If you really believe in your art, even if you find yourself in your own lane, stay there. There enough people doing the same thing.
If you are visiting Atlanta and looking for a place to kick back and laugh with locals and view some amazing talent, Apache Cafe is just the place for you! Their strong spirits, coffee bar, and entertaining weekly events keep inquisitive lovers of art swinging their door open. However, it is their overwhelming support of local entrepreneurship that builds their large and growing following.
Although there are plenty of engaging events hosted at the cafe, this week I attended their monthly open mic event AWOL (Art WithOut Limitation) and got way more than I bargained for. In my last article, the focus was mainly on painters, drawers, and creators of the physical kind. This week I took a trip to midtown ATL and discovered an open mic in a quaint cafe that held the energy to fill a stadium.
The First Impression
To give a little background, I had heard about the cafe months ago from an acquaintance who sang their praises. Working on becoming the goal driven woman of my dreams, I had been urging myself to make a visit, so when I needed a place to interview live artists I knew that I had to give this place a try.
The first thing that I noticed as I walked into the dimly lit cafe was the art on the walls. I swooned over lively and colorful paintings (which I would later discover were created by local and traveling artists) hanging proudly from Apache’s exposed brick walls. With goosebumps, I scanned an audience sprinkled with young and seasoned patrons alike laughing and conversing as the host of the night Grey assisted the band in their set up.
The host was hilarious and throughout the night I found myself amazed as artist after artist displayed their talent. Pianists to rappers, flutists to poets, everyone was given an opportunity to display the best of themselves. When the performances came to a close, I grabbed my iPhone and interviewed the artists kind enough to spare a moment for me.
My first interview was John William a Morehouse College alum and Atlanta school district band director. John is a flutist that performs hip-hop and r&b music. As he mentions in his interview he found his calling at a young age. Today through dedication and perseverance he has transformed his passion into a facet of not only monetary gain but an avenue to give back to his community through his teaching.
ME: You mentioned on stage that you were featured in the Super Fly soundtrack.
JW: Yes, I was in the first song on the soundtrack entitled “If You Want it” sung by Sleepy Brown and Scar, it was produced by DJ Burn One and DJ Funky.
ME: What was your inspiration to start playing the flute?
JW: I started playing in third grade back in ’93. I did not know what the flute was at first, I wanted to play the trumpet in the beginning but my older brother had started playing it first. The flute was shiny and I wanted to chose the next closest thing. I started and stuck with it. My parents were not ones to let me quit.
ME: Ok, so you started playing the flute in third grade, did you continue throughout middle school and high school?

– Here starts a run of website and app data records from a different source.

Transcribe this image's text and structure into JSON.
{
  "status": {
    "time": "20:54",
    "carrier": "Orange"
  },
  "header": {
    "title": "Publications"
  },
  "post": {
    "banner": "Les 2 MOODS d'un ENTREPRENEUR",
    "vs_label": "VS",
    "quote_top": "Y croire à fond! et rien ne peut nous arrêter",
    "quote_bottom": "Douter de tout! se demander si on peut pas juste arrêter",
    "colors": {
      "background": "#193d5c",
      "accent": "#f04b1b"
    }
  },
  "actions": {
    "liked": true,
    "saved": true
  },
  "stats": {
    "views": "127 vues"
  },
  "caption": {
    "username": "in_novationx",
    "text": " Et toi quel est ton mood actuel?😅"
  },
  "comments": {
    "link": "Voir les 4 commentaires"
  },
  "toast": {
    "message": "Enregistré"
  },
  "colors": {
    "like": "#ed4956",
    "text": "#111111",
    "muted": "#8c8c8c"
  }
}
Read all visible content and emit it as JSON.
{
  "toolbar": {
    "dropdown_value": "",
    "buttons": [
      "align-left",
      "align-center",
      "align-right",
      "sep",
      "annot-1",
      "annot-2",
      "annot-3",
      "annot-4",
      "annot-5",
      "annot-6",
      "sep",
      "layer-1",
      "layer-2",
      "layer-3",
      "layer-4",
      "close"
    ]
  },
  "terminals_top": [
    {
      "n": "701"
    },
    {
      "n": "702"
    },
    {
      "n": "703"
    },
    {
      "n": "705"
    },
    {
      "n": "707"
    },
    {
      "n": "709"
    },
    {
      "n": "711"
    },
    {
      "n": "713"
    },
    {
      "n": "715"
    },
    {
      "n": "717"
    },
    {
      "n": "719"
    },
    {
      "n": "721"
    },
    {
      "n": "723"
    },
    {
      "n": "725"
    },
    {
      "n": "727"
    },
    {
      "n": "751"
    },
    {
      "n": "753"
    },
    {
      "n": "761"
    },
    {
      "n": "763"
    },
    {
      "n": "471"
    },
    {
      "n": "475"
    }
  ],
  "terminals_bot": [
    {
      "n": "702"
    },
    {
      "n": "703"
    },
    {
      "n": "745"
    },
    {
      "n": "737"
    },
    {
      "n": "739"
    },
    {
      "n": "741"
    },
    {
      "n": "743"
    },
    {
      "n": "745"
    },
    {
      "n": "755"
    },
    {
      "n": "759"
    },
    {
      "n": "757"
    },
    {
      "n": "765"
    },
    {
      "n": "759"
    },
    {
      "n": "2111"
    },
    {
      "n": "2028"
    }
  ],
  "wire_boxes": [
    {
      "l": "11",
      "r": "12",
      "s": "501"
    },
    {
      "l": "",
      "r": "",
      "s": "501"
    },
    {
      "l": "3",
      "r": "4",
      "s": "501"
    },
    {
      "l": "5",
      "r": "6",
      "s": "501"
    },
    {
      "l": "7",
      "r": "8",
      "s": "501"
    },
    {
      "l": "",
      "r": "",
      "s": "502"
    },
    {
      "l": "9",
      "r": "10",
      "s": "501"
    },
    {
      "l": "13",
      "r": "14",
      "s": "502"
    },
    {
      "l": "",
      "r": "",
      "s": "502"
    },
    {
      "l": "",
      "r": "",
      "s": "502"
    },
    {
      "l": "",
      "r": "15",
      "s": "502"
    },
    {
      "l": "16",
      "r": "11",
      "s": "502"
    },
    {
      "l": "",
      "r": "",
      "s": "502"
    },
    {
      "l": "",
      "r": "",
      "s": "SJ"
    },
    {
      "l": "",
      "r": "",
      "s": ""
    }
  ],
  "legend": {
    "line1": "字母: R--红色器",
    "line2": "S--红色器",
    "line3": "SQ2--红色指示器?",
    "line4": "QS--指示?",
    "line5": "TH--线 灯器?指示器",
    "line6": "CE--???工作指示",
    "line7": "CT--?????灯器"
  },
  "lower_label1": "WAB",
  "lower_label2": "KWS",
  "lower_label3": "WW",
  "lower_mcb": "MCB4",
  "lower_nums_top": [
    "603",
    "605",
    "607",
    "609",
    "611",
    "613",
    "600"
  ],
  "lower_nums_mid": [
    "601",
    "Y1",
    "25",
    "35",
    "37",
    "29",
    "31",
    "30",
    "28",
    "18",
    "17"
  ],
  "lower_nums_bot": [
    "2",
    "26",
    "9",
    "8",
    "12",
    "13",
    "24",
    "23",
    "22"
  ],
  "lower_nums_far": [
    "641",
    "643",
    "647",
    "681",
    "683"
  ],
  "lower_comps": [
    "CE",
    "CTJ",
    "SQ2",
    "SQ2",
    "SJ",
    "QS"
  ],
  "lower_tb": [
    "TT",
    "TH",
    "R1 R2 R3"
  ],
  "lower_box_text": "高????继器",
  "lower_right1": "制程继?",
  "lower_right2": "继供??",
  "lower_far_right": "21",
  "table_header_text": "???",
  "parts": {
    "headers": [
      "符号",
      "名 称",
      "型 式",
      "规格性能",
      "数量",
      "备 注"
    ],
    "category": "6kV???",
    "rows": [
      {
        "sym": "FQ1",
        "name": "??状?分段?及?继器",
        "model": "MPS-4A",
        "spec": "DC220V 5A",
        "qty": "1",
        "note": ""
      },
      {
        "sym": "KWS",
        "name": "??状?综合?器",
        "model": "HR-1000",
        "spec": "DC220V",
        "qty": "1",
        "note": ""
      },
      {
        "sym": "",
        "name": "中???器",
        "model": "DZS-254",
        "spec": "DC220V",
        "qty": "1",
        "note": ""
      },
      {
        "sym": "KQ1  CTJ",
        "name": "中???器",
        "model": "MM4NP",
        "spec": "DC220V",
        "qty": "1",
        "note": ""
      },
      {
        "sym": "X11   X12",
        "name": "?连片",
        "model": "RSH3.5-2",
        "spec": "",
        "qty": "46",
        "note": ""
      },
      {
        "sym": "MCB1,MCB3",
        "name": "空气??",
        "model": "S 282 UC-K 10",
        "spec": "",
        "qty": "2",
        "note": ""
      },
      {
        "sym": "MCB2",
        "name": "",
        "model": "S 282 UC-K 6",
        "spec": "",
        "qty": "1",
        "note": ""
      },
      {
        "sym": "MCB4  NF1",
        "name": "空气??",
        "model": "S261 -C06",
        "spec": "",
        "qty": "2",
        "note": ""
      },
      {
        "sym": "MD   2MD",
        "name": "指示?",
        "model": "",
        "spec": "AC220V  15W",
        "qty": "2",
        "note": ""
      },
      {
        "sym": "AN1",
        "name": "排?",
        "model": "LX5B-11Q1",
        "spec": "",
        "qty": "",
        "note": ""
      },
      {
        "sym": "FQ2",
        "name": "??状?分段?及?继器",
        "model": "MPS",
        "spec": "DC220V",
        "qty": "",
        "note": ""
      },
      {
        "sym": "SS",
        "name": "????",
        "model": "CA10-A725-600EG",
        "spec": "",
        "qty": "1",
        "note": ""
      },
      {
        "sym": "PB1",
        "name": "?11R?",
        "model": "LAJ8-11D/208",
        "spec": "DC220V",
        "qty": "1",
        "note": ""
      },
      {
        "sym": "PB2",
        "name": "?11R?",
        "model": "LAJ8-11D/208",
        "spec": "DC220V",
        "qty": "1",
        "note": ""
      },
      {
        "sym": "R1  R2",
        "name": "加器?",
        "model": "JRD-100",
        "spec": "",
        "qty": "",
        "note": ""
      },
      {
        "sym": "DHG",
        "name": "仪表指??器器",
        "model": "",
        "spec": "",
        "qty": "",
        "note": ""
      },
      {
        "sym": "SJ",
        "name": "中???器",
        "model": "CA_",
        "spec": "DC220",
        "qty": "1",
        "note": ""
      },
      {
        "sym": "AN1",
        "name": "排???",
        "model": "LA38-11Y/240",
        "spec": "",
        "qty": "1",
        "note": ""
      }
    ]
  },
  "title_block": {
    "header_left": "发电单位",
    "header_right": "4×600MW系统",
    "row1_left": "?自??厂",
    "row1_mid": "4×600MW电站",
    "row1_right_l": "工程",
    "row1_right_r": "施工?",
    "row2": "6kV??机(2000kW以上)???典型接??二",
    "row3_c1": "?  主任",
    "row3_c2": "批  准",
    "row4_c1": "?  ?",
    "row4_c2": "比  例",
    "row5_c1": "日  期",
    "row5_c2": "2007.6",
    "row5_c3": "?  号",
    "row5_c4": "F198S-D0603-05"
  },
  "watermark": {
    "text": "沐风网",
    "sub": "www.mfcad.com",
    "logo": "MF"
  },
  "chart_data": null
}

JW: Definitely, elementary school, middle school, and high school. I was blessed with the ear, (meaning he can pick up music by just listening.) and I have to thank God for that. I can also read music. I went to Fredrick Douglas Highschool here in Atlanta and I graduated from Morehouse with a degree in music performance with a minor in P – 12 education. Now I’m a teacher here in Atlanta, a band director.
ME: When did you know you wanted to switch from reading and playing what you were learning in class to teaching yourself music?
JW: It comes with the experiences of meeting other people. Meeting them and learning what they liked to listen to. In order to make myself more marketable and advertise myself more, I had to expand my horizons in regards to what I know. Whatever the genre, I like to say that I can dabble in it. My mentor played the flute as well and my ability to play by ear really started in the church. Learning hymns and picking them up by ear.
ME: Do you have any advice for new musicians?
JW: Absolutely, If you really believe in your art, even if you find yourself in your own lane, stay there. There enough people doing the same thing. We’re in an era now where we are looking for something new. So if you are different then appreciate that uniqueness, hold on to it, embrace it and use that to catapult your career to where you want to be.
The AWOL event is hosted at Apache Cafe every third Tuesday of the month and they open their mics for any type of artists to gain clout. For this reason, each artist is reminded to give any form of social media before leaving the stage. Some of the performers are seasoned and well into their craft like John, but some are fairly new. Either way, the amount of support given to each performer is truly outstanding. So if you are a growing artist looking to gain genuine followers or just a lover of art, you’ll know where to find me on the third Tuesday of next month.
Photo Credit: Ms. Deo